EXERCISE INSTRUCTIONS
The word "this" occurs in some of the lines below; copy each of those lines.

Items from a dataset
────────────────

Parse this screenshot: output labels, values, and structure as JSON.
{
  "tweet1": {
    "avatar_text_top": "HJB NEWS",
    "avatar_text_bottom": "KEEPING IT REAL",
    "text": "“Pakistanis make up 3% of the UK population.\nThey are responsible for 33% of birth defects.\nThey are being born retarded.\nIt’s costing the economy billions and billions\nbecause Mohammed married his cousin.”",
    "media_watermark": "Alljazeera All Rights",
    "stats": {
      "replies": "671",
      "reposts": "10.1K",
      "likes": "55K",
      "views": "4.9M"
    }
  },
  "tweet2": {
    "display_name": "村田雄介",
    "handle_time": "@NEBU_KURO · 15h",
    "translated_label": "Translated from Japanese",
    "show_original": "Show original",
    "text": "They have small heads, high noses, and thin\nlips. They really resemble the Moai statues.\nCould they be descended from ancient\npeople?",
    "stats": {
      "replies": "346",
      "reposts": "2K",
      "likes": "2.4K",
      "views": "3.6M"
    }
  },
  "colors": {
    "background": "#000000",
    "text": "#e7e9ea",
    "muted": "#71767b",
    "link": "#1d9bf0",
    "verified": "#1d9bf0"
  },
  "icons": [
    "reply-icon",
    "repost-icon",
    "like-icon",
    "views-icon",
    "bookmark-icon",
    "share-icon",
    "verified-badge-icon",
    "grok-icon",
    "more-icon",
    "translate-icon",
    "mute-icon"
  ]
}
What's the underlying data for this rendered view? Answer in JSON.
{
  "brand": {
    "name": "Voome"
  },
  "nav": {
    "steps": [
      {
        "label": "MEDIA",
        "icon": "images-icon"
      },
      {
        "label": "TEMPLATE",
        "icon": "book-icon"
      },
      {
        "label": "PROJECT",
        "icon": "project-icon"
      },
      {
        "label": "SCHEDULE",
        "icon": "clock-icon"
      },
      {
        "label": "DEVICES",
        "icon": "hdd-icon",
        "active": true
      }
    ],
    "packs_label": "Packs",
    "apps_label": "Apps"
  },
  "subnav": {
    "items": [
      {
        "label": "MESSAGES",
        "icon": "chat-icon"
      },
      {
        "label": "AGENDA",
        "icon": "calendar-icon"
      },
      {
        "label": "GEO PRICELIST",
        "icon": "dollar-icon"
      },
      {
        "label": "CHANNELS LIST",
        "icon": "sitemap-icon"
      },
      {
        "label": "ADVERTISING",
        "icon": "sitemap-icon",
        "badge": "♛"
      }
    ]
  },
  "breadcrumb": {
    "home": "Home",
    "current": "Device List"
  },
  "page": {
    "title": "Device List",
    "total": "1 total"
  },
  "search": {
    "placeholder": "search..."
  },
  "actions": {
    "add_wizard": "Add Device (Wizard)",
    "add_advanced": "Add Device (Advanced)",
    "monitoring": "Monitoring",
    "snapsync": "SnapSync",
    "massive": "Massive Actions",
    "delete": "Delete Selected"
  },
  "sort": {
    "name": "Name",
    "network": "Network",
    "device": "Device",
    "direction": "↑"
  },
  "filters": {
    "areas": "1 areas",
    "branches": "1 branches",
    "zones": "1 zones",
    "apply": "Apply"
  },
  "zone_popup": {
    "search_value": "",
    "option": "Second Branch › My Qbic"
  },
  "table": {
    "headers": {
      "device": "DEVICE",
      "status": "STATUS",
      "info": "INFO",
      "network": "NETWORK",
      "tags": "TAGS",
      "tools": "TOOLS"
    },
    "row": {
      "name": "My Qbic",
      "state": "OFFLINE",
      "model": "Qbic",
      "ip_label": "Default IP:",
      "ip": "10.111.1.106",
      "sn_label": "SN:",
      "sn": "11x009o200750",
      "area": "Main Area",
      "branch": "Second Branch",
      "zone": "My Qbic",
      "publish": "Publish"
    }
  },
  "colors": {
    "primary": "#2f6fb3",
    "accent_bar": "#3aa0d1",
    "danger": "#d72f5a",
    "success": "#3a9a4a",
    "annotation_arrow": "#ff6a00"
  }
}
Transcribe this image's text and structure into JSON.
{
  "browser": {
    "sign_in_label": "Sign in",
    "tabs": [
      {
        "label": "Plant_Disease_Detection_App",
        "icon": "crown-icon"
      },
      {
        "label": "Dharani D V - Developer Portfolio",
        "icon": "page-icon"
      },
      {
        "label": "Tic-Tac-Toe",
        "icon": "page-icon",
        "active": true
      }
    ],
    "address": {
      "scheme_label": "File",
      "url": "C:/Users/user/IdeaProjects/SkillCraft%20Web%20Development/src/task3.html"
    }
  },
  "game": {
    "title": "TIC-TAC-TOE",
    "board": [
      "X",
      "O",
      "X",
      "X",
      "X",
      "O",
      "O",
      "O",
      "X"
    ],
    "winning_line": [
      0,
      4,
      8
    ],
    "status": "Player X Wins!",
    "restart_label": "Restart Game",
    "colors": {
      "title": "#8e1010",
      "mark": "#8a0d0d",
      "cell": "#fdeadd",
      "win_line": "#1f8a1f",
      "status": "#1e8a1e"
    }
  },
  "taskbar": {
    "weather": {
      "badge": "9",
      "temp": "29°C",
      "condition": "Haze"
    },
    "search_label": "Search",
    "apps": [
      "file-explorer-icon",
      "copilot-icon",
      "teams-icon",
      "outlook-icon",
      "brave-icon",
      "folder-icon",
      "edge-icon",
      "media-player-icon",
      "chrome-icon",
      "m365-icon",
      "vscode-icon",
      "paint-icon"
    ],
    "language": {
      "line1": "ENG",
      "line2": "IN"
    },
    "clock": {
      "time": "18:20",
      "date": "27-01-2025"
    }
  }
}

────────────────

WRITTEN REPLY
Parse this screenshot: output labels, values, and structure as JSON.
What's the underlying data for this rendered view? Answer in JSON.
Transcribe this image's text and structure into JSON.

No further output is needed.